Instructions to follow —
Search the records for the word "hexagon" and copy every line in which it occurs.

(Beginning of Listed records)

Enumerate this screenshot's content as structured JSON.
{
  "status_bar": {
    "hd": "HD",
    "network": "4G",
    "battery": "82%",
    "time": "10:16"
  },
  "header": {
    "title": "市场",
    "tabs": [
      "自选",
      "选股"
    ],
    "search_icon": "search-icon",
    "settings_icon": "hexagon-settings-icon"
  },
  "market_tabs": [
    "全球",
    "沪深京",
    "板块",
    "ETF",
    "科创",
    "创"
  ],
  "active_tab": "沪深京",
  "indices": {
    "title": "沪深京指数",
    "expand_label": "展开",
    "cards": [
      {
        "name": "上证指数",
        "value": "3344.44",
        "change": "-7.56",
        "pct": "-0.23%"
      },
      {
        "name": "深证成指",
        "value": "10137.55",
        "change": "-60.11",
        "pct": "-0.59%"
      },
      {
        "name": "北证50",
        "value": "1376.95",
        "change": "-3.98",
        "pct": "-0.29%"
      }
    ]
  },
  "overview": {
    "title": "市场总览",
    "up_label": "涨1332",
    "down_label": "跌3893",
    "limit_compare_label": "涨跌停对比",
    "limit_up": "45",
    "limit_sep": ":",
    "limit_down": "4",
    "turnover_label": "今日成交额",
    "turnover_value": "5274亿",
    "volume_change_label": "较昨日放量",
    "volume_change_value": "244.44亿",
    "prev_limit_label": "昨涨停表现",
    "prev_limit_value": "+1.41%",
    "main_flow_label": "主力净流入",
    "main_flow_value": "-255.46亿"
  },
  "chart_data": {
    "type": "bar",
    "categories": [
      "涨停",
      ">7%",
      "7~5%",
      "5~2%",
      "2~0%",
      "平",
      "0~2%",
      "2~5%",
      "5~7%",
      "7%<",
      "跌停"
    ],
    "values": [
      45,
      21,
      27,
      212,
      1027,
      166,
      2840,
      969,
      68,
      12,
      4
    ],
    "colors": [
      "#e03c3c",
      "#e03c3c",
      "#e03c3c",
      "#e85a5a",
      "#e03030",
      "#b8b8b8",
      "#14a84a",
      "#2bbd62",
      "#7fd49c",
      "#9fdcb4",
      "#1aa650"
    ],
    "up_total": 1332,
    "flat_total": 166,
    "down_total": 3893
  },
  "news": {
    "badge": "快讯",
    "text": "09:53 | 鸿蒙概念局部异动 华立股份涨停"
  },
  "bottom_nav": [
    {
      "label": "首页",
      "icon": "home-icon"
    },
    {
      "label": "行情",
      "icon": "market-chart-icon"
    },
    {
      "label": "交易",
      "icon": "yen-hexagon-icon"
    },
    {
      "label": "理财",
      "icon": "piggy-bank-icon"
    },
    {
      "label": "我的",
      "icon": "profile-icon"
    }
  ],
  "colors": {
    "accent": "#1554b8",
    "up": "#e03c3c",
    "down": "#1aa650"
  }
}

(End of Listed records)

Answer to this problem —
    "settings_icon": "hexagon-settings-icon"
      "icon": "yen-hexagon-icon"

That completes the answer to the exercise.